Data Center Journal

Volume 27 | May 2013

Issue link:

Contents of this Issue


Page 26 of 35

it OPS Next-Generation Data Centers Focus on Empowering Human Ingenuity By Payal Kindiger Do you have your social game on? Not Facebook, not Twitter – but the social savvy that will catapult your data center initiatives a quantum leap forward. Today's most advanced IT leaders are paying close attention to the paradigm shift represented by new enterprise social and collaboration technologies, which are transforming the effectiveness of data centers by leveraging the power of human ingenuity. T he technology driving these nextgeneration data centers has risen out of a new capability that leading analysts refer to as collaborative operations, which supports and captures the unstructured workflows and collaborative dialog that emerges out of email, instant messaging, phone calls and other means. Collaborative operations provides a convenient way to retain and manage all of this activity so that the organization can benefit from the knowledge it contains over the long haul. At the same time, new advances in the area of IT process automation (ITPA) are being combined with collaborative operations to drive further gains in data center operations. ITPA solutions provide the ability to orchestrate and integrate tools, people and processes, and can lead to reductions in human error, better allocation of resources and faster incident response. At the intersection of collaborative operations and ITPA is where we are seeing dramatic changes take shape across the data center. These combined disciplines are fueled by four key pillars -- people, processes, knowledge and automation – and in this article, we'll explore each of these pillars and their impact on the data center. People When it comes to the new face of IT, people are the first and most crucial part of the equation, and automation is a mechanism to provide more opportunity for creative work versus repetitive work. Individuals are happiest when they participate in a community that asks the best of them and allows them to contribute their potential. By getting the entire organization to participate in IT through social collaboration and other means, IT processes are improved and experiences are shared for the benefit of all. Until recently, the unstructured interactions that make up social collaboration have been rarely, if ever, accounted for in today's more conventional ITPA tools. As a result, organizations miss out on the opportunity to convert these valuable knowledge assets into reusable business intelligence that can be accessed by support teams time and time again. But collaborative operations-driven IT approaches are addressing this challenge by capturing and documenting unstructured workflows and making them available via Wikis and other social tools that link people, tools and other resources, thereby allowing organizational knowledge to be more easily available, produced, maintained and consumed. By combining this level of collaboration with built-in and highly scalable automation, today's IT leaders are able to eliminate traditional organizational constraints that hinder productivity and innovation, and achieve dramatic time and cost savings as well as vast improvements in operational quality. To provide a brief example of this approach in action, consider the idea that exceptions within an IT automation process can initiate social collaboration, meaning support staff are alerted when exceptions occur, and they are then able to instantly interact with live running processes – to offer their insight, to learn, adapt and quickly take action. All the while, the organization's process knowledge is improved and updated in real-time, so that the wisdom gained at that particular point in time is available for ongoing use. Processes Processes have always been human centric, and with collaborative operations infused into ITPA processes, organizations gain the tools to make cross-functional collaboration easier and more effective, and even more measurable. THE DATA CENTER JOURNAL | 25

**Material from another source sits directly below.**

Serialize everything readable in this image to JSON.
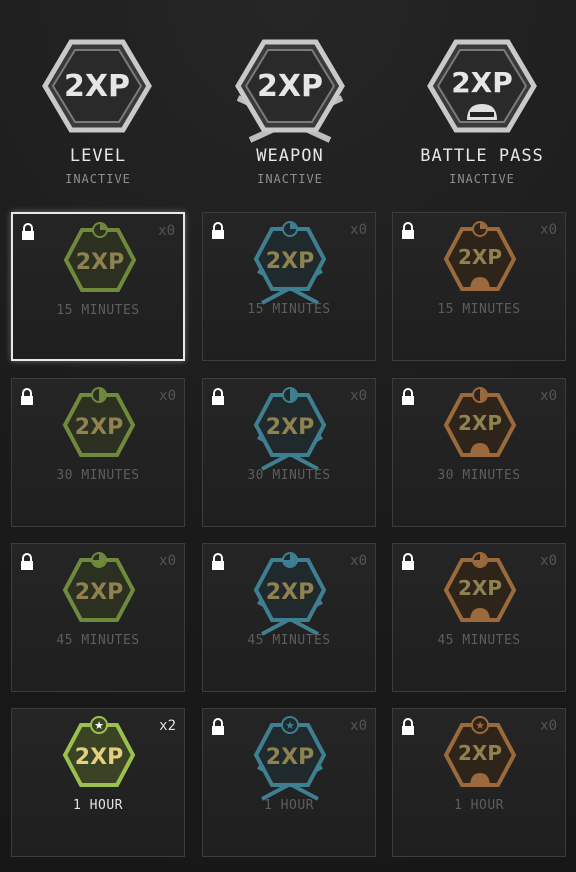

Articles in this issue

Links on this page

Archives of this issue

view archives of Data Center Journal - Volume 27 | May 2013